When you come to an article or any page than extends below the bottom of the screen, you then scroll vertically to "turn the page." For example, if I scroll to the right and find a 9-page article on Osama Bin Laden, I can scroll down to read it, or scroll right again to go immediately to the next article.
The magazine is fully functional in both landscape and portrait modes. Sounds obvious, but other magazines have had trouble with that. It can be difficult sometimes to design a page layout that looks great on a page and in either iPad orientation. The New Yorker's typically staid design probably helps in that regard. It's not as difficult to teach an app how to rearrange a page automatically when there are no wild designs or mammoth photo spreads to deal with.
Touch the top or bottom edge of the screen, and your control panel pops up. Below you'll get a bar to fast-scroll through the pages of the magazine. Up top, you can return to your library, jump back to the last page you were looking at, or get a full table of contents. There's also an option for viewing the whole issue's contents in a sort of step-back, big-picture mode.
In print, The New Yorker's longer article layouts are typically broken up with photos, comics, poetry, etc. The photos remain, but each poem (some of which include a recorded reading by the author) constitutes its own article in the iPad layout.
The comics, though, get extra-special treatment. They're sprinkled into the article's text, just like what you'd see if you were reading the print edition. But each iPad issue also features a comic gallery, so if you're just here for the funny pages, you can find them all in one place.
The New Yorker's iPad app doesn't appear to offer much in the way of extra features and special multimedia content that you can't get in a paper edition. That's very much OK. Some magazines do that, but it can sometimes come off as gimmicky, unnecessary and obnoxious.

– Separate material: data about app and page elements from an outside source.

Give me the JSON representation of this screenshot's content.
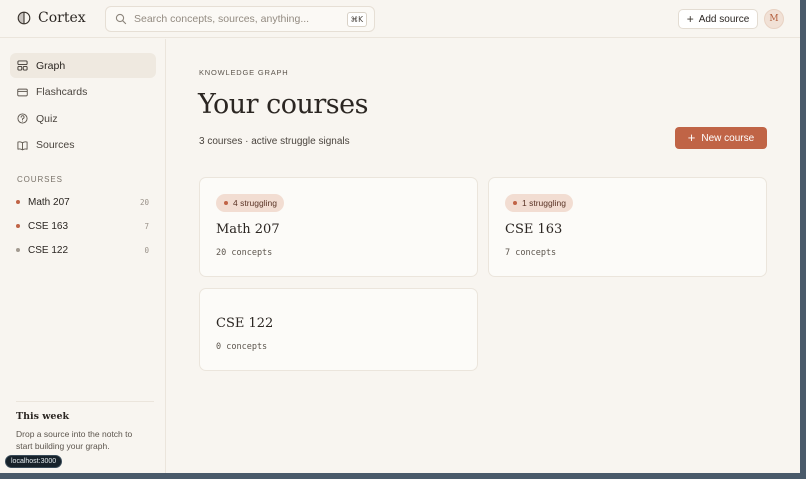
{
  "brand": {
    "name": "Cortex"
  },
  "search": {
    "placeholder": "Search concepts, sources, anything...",
    "shortcut": "⌘K"
  },
  "header": {
    "add_source_label": "Add source",
    "avatar_initial": "M"
  },
  "sidebar": {
    "nav": [
      {
        "label": "Graph",
        "icon": "graph-icon",
        "active": true
      },
      {
        "label": "Flashcards",
        "icon": "flashcards-icon",
        "active": false
      },
      {
        "label": "Quiz",
        "icon": "quiz-icon",
        "active": false
      },
      {
        "label": "Sources",
        "icon": "book-icon",
        "active": false
      }
    ],
    "courses_label": "COURSES",
    "courses": [
      {
        "name": "Math 207",
        "count": "20",
        "dot_color": "#c06446"
      },
      {
        "name": "CSE 163",
        "count": "7",
        "dot_color": "#c06446"
      },
      {
        "name": "CSE 122",
        "count": "0",
        "dot_color": "#a39b91"
      }
    ],
    "week": {
      "title": "This week",
      "text": "Drop a source into the notch to start building your graph."
    }
  },
  "main": {
    "eyebrow": "KNOWLEDGE GRAPH",
    "title": "Your courses",
    "subtitle": "3 courses · active struggle signals",
    "new_course_label": "New course",
    "cards": [
      {
        "badge": "4 struggling",
        "title": "Math 207",
        "meta": "20 concepts"
      },
      {
        "badge": "1 struggling",
        "title": "CSE 163",
        "meta": "7 concepts"
      },
      {
        "badge": null,
        "title": "CSE 122",
        "meta": "0 concepts"
      }
    ]
  },
  "dev": {
    "url": "localhost:3000"
  },
  "colors": {
    "accent": "#c06446",
    "background": "#f8f5f0",
    "badge_bg": "#f2ddd2"
  }
}
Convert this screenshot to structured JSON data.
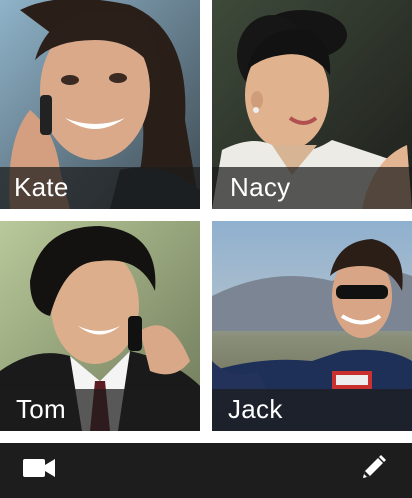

Instead, The New Yorker for iPad places its entire magazine in a neat and orderly package that's easily skimmed and read on the device. Its Apple-backed subscription system breezes you through the process, layout and navigation need no tutorial to understand (though you probably shouldn't miss the video anyway), and the price shaves just enough off the cost of a print edition.